The Second Day of Christmas

On this day, December 26, my true love is supposed to bring me two turtle doves, which doesn’t make a lot of sense to me other than the moment in Home Alone 2 when Mr. Duncan from Duncan’s Toy Chest gives a two-turtle-dove ornament to Kevin McCallister. So what really happens on the 2nd Day of Christmas in the old school, liturgical, church calendar? Well, in a lot of the world (especially those countries with ties to the Commonwealth of Great Britain, like Canada), this day is known as Boxing Day––which seems rather appropriate because of all the boxes I need to dispose of after Christmas day (though the true Boxing Day tradition extends back to the early 19th century when certain members of society expected to receive a “Christmas box”). [Speaking of Canada, my favorite recording of the 12 Days of Christmas song was done by The Canadian Brass (#NerdAlert, I know… but go ahead and Google it).] But, before there was a Boxing Day, or the cute song that mentions two turtle doves, the 2nd Day of Christmas commemorates Saint Stephen’s Day (which gets a good mention in that other Christmas song… “Good King Wenceslas looked out, on the Feast of Stephen”). St. Stephen is honored as the first Christian martyr (you can read his story quickly in chapters 6-7 of the New Testament book of Acts), and his feast day of December 26 is all about serving and giving gifts to the poor. Which seems rather fitting since Jesus, whose birth we celebrate at Christmas, brought great attention to the poor and marginalized all around him throughout his life, and went so far as to challenge his followers to do the same. Thus, the gifts we have been given, the blessings we have received, are all for a purpose. We have been #BlessedToBeABlessing… to others.


The First Day of Christmas

There are just a few remaining minutes of December 25th where I am in the world, and as I was putting my kids to bed this evening––fresh from their fourth round of opening gifts with friends and family over the past 72-hours––they were bemoaning the fact that they would have to wait another 365 days for Christmas. And, in a lot of ways, they’re right.

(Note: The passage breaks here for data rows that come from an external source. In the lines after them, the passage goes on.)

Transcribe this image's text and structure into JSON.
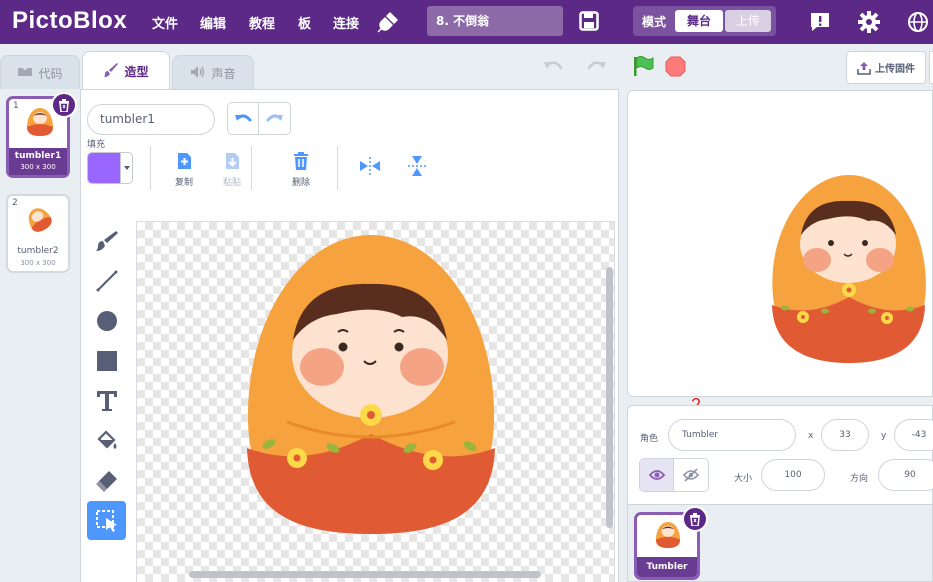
{
  "app": {
    "logo": "PictoBlox",
    "menu": [
      "文件",
      "编辑",
      "教程",
      "板",
      "连接"
    ],
    "project_title": "8. 不倒翁",
    "mode_label": "模式",
    "mode_stage": "舞台",
    "mode_upload": "上传"
  },
  "tabs": {
    "code": "代码",
    "costumes": "造型",
    "sounds": "声音"
  },
  "costumes": [
    {
      "index": "1",
      "name": "tumbler1",
      "size": "300 x 300"
    },
    {
      "index": "2",
      "name": "tumbler2",
      "size": "300 x 300"
    }
  ],
  "editor": {
    "costume_name": "tumbler1",
    "fill_label": "填充",
    "fill_color": "#9966ff",
    "copy_label": "复制",
    "paste_label": "粘贴",
    "delete_label": "删除"
  },
  "right_panel": {
    "upload_firmware": "上传固件",
    "sprite_label": "角色",
    "sprite_name": "Tumbler",
    "x_label": "x",
    "x_value": "33",
    "y_label": "y",
    "y_value": "-43",
    "size_label": "大小",
    "size_value": "100",
    "direction_label": "方向",
    "direction_value": "90",
    "sprite_tile_name": "Tumbler"
  },
  "annotations": [
    "1",
    "2"
  ],
  "colors": {
    "menubar": "#5c2a86",
    "accent": "#8a5cb3",
    "tool_active": "#4d97ff",
    "tumbler_orange": "#f6a23e",
    "tumbler_red": "#e05a33"
  }
}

We look forward to Christmas for such a long time, especially with Black Friday and Cyber Monday shopping, as well as the helpful expectancy found in Advent’s preparation, but Christmas comes and goes just as fast as any other 24-hour period. Which doesn’t seem fair. However, I’ve got some good news: today, December 25, is just the First Day of Christmas. No, I’m not going to break into song about my true love (who would have to produce 364 gifts over the 12-day period, which seems a bit over the top if you ask me). But, since there are 12 Days in the traditional Christmas time on the liturgical (fancy word for church) calendar, there’s still a lot of Christmas celebrating to do… so don’t take down the tree too quickly, or the lights you’ve hung on the roof. Keep the egg nog handy, and the cinnamon flavored candle burning. Sure, the stores around us will quickly begin announcing “after Christmas sales,” but they’ve got it all wrong: Christmas has just begun! Don’t stop the celebration. These are the darkest days of the year––literally, since the days are short and the nights are long––so look for light and good news and warmth in the story of Christmas that first showed up many, many years ago. And remember, it’s only the First Day of Christmas. The party goes on!